### Activity
Write out the data below exactly as given, without any of its pictures.

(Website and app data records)
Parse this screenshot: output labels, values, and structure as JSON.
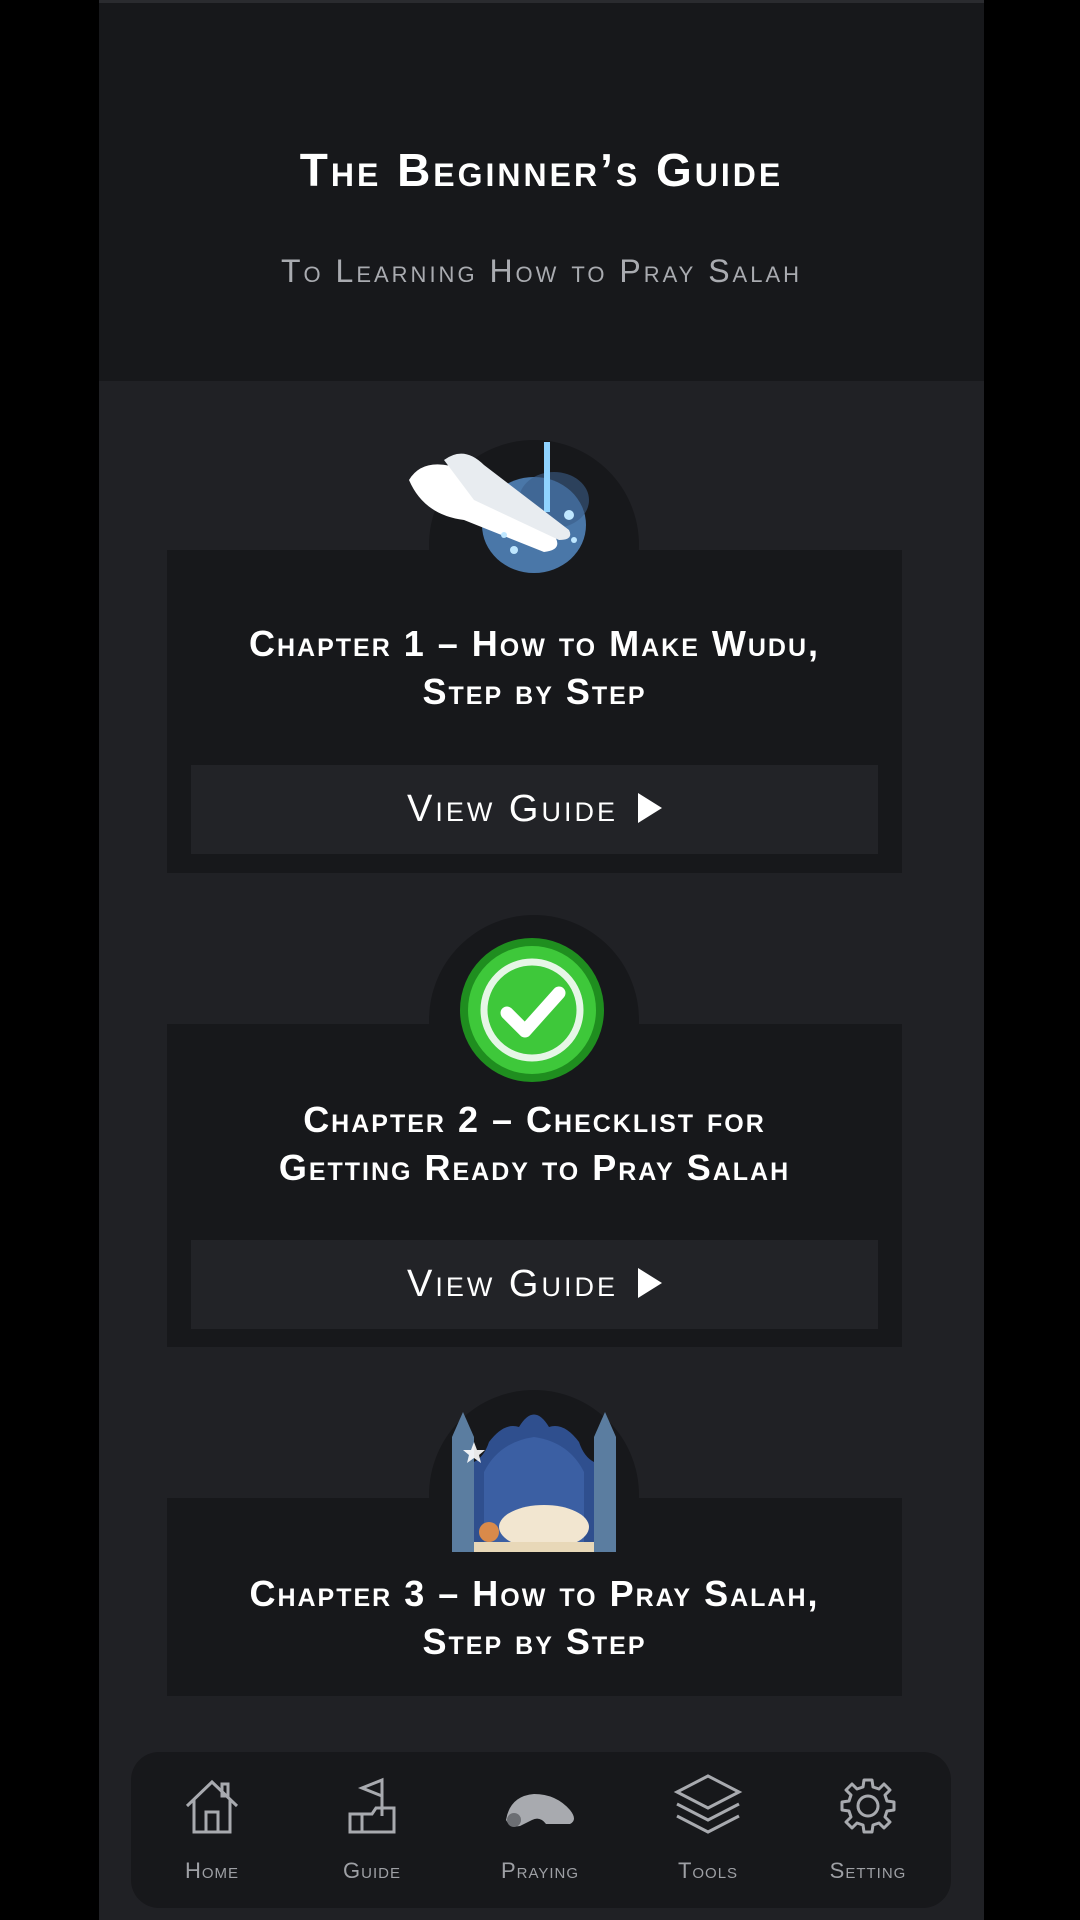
{
  "header": {
    "title": "The Beginner’s Guide",
    "subtitle": "To Learning How to Pray Salah"
  },
  "chapters": [
    {
      "title_line1": "Chapter 1 – How to Make Wudu,",
      "title_line2": "Step by Step",
      "button": "View Guide",
      "icon": "wudu-hands-icon"
    },
    {
      "title_line1": "Chapter 2 – Checklist for",
      "title_line2": "Getting Ready to Pray Salah",
      "button": "View Guide",
      "icon": "checkmark-badge-icon"
    },
    {
      "title_line1": "Chapter 3 – How to Pray Salah,",
      "title_line2": "Step by Step",
      "icon": "mosque-prayer-icon"
    }
  ],
  "nav": [
    {
      "label": "Home",
      "icon": "home-icon"
    },
    {
      "label": "Guide",
      "icon": "guide-flag-icon"
    },
    {
      "label": "Praying",
      "icon": "praying-icon"
    },
    {
      "label": "Tools",
      "icon": "layers-icon"
    },
    {
      "label": "Setting",
      "icon": "gear-icon"
    }
  ],
  "colors": {
    "background": "#202125",
    "card": "#17181b",
    "accent_green": "#3ec83a"
  }
}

### Answer to the problem
Parse this screenshot: output labels, values, and structure as JSON.
{
  "header": {
    "title": "The Beginner’s Guide",
    "subtitle": "To Learning How to Pray Salah"
  },
  "chapters": [
    {
      "title_line1": "Chapter 1 – How to Make Wudu,",
      "title_line2": "Step by Step",
      "button": "View Guide",
      "icon": "wudu-hands-icon"
    },
    {
      "title_line1": "Chapter 2 – Checklist for",
      "title_line2": "Getting Ready to Pray Salah",
      "button": "View Guide",
      "icon": "checkmark-badge-icon"
    },
    {
      "title_line1": "Chapter 3 – How to Pray Salah,",
      "title_line2": "Step by Step",
      "icon": "mosque-prayer-icon"
    }
  ],
  "nav": [
    {
      "label": "Home",
      "icon": "home-icon"
    },
    {
      "label": "Guide",
      "icon": "guide-flag-icon"
    },
    {
      "label": "Praying",
      "icon": "praying-icon"
    },
    {
      "label": "Tools",
      "icon": "layers-icon"
    },
    {
      "label": "Setting",
      "icon": "gear-icon"
    }
  ],
  "colors": {
    "background": "#202125",
    "card": "#17181b",
    "accent_green": "#3ec83a"
  }
}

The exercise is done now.